Super 8 is a rather delightful film which does a very good job of invoking the mood it wants, but never quite meets its own potential. Super 8 is the story of a small town in 1979 which starts experiencing strange events after a military train derailment. It focuses especially on a group of kids who actually say the derailment themselves and even captured it on video. A very cool premise, though not particularity unique since something along those lines has probably passed through the mind of any kid with a wild imagination; having something extraordinary happen to your ordinary little town.
The problem with Super 8 is that the pay-off turns out to be rather disappointing. The secret being which escapes the train is actually not that interesting and has a feeling of stuff we’ve seen before (most notably in District 9). The mystery build up the movie gives us in the first half is excellent, but the problem with that is that it’s really hard to live up to that build up, and of course Super 8 comes up short.

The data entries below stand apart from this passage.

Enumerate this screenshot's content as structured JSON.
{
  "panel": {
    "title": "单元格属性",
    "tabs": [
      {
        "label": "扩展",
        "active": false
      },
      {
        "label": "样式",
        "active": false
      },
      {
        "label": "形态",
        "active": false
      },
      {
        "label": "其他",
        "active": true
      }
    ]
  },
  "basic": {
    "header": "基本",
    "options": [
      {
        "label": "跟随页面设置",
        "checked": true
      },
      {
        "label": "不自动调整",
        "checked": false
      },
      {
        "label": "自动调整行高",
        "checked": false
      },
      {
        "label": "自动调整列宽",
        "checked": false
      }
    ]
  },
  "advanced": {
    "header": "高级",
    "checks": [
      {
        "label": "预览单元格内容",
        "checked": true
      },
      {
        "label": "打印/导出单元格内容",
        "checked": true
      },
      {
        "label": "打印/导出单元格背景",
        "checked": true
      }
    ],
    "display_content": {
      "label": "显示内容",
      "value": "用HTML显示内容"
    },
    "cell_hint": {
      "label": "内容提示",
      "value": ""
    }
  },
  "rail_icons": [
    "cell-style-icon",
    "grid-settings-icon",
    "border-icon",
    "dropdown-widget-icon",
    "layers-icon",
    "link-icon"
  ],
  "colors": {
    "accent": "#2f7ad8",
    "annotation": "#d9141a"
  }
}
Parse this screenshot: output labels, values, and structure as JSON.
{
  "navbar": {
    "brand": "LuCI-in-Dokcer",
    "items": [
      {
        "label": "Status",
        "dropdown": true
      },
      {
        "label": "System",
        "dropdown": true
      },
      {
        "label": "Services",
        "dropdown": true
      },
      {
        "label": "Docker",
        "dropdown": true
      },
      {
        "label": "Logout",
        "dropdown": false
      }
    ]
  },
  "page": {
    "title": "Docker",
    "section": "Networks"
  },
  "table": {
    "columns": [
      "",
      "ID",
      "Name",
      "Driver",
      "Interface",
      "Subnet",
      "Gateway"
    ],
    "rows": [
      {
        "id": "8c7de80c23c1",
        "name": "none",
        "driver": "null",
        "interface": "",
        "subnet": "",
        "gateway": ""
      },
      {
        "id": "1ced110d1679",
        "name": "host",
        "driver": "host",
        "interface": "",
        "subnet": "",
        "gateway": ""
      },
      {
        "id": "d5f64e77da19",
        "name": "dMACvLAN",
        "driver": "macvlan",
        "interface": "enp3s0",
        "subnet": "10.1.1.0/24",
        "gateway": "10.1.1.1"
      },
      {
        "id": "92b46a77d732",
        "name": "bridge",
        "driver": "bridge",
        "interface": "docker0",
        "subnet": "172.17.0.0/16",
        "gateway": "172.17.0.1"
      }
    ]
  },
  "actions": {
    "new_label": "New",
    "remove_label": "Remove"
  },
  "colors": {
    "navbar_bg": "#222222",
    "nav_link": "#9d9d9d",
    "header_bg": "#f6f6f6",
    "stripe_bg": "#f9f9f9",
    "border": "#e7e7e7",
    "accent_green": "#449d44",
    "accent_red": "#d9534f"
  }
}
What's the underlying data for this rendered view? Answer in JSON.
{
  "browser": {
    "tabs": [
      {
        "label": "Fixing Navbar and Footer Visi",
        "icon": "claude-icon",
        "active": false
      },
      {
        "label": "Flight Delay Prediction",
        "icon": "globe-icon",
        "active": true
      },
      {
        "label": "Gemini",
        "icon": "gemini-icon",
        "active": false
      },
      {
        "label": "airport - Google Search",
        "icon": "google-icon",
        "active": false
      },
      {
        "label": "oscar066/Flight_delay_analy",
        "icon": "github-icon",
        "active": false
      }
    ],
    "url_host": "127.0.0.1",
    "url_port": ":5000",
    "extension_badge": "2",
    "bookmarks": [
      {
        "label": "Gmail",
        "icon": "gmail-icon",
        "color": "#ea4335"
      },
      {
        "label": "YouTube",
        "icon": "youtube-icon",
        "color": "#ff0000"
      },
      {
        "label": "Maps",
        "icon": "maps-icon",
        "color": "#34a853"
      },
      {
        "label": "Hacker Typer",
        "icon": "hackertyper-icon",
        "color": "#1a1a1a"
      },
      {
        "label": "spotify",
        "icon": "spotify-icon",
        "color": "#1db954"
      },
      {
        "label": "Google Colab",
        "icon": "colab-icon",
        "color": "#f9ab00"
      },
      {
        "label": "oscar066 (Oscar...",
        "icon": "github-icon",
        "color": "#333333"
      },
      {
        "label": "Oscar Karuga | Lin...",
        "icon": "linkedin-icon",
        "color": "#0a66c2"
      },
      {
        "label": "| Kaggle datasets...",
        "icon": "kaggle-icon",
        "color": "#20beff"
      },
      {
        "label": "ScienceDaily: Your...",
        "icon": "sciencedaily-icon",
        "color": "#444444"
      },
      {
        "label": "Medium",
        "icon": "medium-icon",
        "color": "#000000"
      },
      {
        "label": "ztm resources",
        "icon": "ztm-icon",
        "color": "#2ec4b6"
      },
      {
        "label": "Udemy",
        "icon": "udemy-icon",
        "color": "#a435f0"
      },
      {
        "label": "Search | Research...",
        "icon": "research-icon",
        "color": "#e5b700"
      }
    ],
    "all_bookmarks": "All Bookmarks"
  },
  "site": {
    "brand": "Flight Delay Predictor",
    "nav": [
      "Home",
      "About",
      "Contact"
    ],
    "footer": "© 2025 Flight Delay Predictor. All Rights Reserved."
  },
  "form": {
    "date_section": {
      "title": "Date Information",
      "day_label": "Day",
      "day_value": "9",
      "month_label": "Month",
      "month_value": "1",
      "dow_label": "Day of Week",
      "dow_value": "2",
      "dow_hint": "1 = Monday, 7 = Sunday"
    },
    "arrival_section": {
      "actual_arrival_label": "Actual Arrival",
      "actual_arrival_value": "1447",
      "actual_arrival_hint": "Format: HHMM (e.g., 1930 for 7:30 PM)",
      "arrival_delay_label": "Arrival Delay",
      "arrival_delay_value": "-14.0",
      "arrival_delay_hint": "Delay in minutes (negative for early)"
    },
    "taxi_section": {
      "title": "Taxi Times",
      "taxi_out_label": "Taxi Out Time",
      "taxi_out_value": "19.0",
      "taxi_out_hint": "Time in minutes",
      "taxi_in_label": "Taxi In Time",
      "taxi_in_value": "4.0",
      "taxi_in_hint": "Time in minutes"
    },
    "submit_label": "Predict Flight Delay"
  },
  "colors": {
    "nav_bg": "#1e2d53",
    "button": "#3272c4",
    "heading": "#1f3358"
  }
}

Okay, so that’s where Super 8 fails. Where does it succeed? Oddly enough, part of its failure is also part of its success, since the mystery build up is really quite good. After the train crash our characters start to experience strange happenings, like dogs running away, motors missing, and so on. It’s all really intriguing and J.J. Abrams does a very good job of setting the mood of extraordinary things happening to ordinary people, drawing upon the childlike imagination within all of us.
Another important aspect of Super 8 which makes this a very enjoyable film are the kids whom we follow. This particular group of kids are aspiring filmmakers (of course) who experience the train crash first hand. (the crash scene is spectacularly filmed, by the way). These kids are surprisingly well drawn, and really feel like your own group of friends when you were that age. I like that they didn’t typecast the chubby kid and the typical bumbling chubby kid, but in fact make him leader of the group. The main character of Joe is a good hero for us to sympathize and connect with.
These kids really ground the film, even when the subplots with two of the characters and their fathers doesn’t quite resolve as effectively as Abrams obviously wants it to. But when Joe, Alice and their group are on-screen, we are interested. This really does give a sense of nostalgia, but it’s not the nostalgia of the Goonies-like movies of the eighties, but instead a fond memorial to life as a kid in a small town (for those of us lucky to have grown up in one).